Website and app data records:
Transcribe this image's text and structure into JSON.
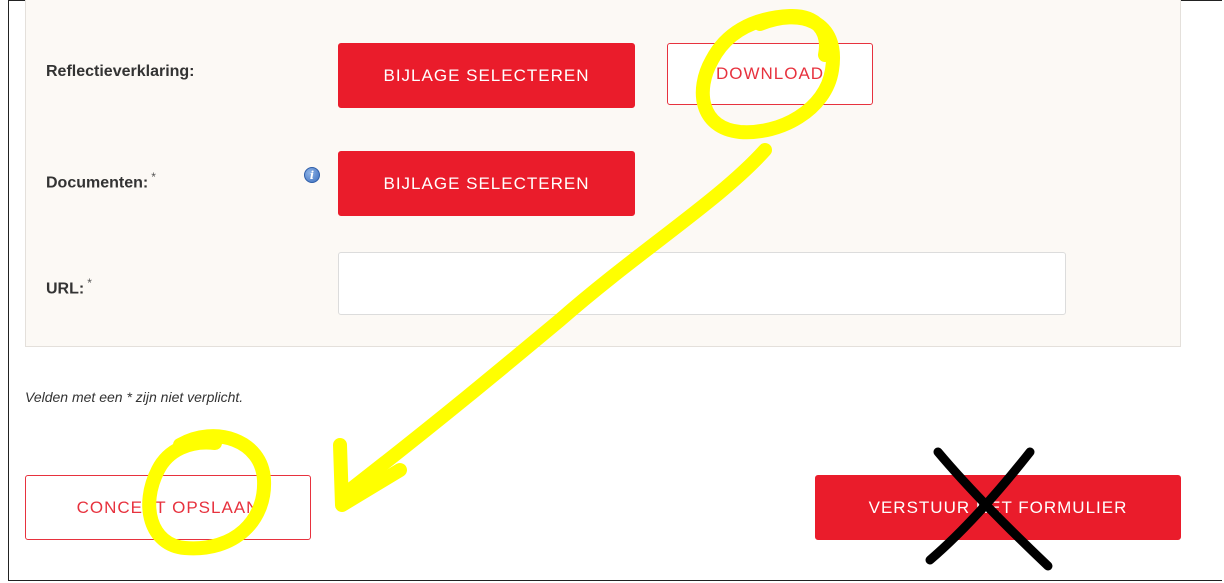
{
  "form": {
    "reflectie": {
      "label": "Reflectieverklaring:",
      "select_button": "BIJLAGE SELECTEREN",
      "download_button": "DOWNLOAD"
    },
    "documenten": {
      "label": "Documenten:",
      "required_mark": "*",
      "info_icon": "i",
      "select_button": "BIJLAGE SELECTEREN"
    },
    "url": {
      "label": "URL:",
      "required_mark": "*",
      "value": ""
    },
    "note": "Velden met een * zijn niet verplicht.",
    "save_draft_button": "CONCEPT OPSLAAN",
    "submit_button": "VERSTUUR HET FORMULIER"
  },
  "colors": {
    "primary_red": "#ea1c2b",
    "panel_bg": "#fcf9f5",
    "annotation_yellow": "#ffff00",
    "annotation_black": "#000000"
  },
  "annotations": {
    "icons": [
      "yellow-circle-icon",
      "yellow-arrow-icon",
      "black-cross-icon"
    ]
  }
}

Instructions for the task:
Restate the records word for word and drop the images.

Result:
Transcribe this image's text and structure into JSON.
{
  "form": {
    "reflectie": {
      "label": "Reflectieverklaring:",
      "select_button": "BIJLAGE SELECTEREN",
      "download_button": "DOWNLOAD"
    },
    "documenten": {
      "label": "Documenten:",
      "required_mark": "*",
      "info_icon": "i",
      "select_button": "BIJLAGE SELECTEREN"
    },
    "url": {
      "label": "URL:",
      "required_mark": "*",
      "value": ""
    },
    "note": "Velden met een * zijn niet verplicht.",
    "save_draft_button": "CONCEPT OPSLAAN",
    "submit_button": "VERSTUUR HET FORMULIER"
  },
  "colors": {
    "primary_red": "#ea1c2b",
    "panel_bg": "#fcf9f5",
    "annotation_yellow": "#ffff00",
    "annotation_black": "#000000"
  },
  "annotations": {
    "icons": [
      "yellow-circle-icon",
      "yellow-arrow-icon",
      "black-cross-icon"
    ]
  }
}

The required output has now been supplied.